TASK. Only lines holding the word "bottle" should be copied from the material.

[EXERCISE DATA Boundary: Start]

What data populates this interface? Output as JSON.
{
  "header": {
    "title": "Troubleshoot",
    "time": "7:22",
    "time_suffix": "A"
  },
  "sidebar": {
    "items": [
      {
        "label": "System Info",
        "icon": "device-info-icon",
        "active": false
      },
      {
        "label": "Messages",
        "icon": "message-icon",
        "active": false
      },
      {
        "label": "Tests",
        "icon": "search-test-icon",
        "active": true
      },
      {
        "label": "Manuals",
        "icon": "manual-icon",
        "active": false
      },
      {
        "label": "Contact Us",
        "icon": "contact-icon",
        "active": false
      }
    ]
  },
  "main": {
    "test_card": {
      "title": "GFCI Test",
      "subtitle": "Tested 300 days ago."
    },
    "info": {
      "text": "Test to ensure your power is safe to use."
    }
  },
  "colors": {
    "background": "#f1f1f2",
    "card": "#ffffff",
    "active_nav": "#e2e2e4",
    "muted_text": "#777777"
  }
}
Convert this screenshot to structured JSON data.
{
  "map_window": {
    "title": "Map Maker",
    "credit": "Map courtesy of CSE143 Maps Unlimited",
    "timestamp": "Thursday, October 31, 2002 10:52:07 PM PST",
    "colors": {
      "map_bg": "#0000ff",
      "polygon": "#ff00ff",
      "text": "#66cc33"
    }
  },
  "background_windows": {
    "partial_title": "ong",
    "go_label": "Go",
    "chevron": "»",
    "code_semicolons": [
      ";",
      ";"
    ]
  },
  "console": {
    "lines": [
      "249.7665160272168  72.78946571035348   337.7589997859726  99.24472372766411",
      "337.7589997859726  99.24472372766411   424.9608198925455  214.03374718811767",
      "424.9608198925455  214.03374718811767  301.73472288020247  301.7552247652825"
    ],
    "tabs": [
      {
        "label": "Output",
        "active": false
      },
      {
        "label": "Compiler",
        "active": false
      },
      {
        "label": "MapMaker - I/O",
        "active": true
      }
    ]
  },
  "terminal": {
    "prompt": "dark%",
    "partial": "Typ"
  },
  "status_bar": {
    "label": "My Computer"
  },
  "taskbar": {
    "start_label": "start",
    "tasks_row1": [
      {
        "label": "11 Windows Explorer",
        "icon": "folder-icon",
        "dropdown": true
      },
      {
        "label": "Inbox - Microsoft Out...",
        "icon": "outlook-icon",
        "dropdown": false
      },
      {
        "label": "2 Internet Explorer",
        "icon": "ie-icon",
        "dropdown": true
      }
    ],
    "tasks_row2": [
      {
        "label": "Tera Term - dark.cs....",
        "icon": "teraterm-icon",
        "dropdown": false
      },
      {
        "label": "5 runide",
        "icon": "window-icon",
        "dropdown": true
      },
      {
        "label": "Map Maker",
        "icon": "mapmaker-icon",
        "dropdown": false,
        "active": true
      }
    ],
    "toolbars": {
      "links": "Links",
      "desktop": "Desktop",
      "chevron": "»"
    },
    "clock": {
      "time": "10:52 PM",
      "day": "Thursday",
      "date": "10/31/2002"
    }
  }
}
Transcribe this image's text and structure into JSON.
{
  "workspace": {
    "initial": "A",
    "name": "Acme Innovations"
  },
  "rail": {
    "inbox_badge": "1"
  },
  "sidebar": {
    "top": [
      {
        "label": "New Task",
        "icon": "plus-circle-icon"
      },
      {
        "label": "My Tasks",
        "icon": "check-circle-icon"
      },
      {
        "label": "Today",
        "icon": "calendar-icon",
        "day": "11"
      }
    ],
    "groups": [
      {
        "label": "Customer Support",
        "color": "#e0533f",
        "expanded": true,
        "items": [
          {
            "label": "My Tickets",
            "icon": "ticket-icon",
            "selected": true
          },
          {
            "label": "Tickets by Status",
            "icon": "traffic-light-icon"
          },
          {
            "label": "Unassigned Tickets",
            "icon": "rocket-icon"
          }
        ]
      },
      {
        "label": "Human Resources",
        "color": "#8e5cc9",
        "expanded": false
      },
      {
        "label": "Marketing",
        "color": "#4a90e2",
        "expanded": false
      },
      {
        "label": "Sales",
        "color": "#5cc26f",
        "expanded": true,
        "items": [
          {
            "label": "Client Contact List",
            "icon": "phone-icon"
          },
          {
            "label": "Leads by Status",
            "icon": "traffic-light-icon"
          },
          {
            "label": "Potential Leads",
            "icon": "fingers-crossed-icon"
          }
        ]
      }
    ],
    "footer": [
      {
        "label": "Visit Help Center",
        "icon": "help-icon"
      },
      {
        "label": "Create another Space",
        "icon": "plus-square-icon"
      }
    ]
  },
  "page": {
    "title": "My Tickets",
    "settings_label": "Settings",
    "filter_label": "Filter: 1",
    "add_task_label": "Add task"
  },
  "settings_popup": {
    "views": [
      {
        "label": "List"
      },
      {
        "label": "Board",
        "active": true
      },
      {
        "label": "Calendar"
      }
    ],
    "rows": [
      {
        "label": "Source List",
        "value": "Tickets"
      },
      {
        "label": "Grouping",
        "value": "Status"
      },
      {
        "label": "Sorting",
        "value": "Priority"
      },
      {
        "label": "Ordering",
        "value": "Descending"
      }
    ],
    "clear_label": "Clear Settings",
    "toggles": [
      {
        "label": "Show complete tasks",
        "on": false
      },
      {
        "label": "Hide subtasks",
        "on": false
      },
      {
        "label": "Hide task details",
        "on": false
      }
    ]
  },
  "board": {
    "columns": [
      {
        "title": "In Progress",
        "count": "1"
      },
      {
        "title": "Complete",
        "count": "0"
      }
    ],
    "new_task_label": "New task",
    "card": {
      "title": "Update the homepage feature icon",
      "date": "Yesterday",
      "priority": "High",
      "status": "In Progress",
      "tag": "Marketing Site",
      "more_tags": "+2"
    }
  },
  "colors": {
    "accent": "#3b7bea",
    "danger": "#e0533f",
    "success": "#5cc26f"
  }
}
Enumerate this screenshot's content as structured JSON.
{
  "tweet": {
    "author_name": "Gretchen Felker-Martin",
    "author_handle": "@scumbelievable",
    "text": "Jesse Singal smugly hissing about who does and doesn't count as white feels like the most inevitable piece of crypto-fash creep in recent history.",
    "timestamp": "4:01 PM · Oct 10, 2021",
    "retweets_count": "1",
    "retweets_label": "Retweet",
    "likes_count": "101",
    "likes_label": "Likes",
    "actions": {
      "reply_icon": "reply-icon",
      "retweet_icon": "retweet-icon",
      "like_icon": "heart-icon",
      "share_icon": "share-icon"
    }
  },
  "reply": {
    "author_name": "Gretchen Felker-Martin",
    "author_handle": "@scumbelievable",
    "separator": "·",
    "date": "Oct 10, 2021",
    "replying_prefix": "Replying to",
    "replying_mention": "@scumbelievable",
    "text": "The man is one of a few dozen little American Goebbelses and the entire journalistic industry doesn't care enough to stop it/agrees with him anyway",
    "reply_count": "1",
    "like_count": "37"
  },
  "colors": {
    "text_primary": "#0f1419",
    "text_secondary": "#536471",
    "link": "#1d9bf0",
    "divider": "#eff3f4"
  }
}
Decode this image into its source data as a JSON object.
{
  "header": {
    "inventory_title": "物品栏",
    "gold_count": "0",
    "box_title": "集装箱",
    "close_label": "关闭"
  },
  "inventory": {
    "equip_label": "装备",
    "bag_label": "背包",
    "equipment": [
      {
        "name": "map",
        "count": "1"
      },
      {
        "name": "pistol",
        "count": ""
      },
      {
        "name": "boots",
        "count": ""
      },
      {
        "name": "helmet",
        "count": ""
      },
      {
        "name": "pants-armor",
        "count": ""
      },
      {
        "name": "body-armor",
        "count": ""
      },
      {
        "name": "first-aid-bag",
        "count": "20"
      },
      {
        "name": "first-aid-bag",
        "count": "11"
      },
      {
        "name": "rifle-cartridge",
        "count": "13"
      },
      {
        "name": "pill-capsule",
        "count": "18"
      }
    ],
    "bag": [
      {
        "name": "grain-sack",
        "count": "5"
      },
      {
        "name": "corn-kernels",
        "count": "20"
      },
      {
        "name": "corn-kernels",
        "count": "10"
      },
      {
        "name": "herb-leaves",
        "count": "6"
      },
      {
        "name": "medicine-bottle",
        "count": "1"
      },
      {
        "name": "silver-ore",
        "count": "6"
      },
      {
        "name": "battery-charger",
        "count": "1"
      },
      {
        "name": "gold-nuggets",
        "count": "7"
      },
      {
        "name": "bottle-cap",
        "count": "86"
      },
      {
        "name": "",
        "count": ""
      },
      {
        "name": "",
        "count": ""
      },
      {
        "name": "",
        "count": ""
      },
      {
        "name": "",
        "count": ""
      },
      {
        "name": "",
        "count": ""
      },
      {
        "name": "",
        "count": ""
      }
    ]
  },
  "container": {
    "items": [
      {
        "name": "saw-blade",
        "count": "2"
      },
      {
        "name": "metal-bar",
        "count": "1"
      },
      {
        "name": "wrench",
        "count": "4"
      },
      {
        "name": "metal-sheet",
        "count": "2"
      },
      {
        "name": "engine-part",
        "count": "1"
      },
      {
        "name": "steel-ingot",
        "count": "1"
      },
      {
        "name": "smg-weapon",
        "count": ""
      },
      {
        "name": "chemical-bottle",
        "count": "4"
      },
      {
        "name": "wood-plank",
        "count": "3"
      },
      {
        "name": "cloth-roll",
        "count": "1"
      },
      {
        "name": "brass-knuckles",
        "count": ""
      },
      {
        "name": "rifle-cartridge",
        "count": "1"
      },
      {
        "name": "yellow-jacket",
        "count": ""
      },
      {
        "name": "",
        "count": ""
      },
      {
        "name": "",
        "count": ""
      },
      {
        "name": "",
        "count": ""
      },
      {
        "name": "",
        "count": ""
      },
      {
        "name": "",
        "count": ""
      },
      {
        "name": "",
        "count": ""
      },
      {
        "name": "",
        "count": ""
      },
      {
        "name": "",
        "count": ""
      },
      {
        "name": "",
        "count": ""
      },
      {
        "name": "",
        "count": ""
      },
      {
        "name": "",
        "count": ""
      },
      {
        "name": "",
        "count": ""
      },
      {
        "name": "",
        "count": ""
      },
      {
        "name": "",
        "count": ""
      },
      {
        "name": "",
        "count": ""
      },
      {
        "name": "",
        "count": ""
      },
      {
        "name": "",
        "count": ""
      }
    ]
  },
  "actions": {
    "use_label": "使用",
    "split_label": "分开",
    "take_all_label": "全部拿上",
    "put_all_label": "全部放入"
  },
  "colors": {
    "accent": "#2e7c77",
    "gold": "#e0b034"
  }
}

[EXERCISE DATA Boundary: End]

RESPONSE TO THE EXERCISE.
        "name": "medicine-bottle",
        "name": "bottle-cap",
        "name": "chemical-bottle",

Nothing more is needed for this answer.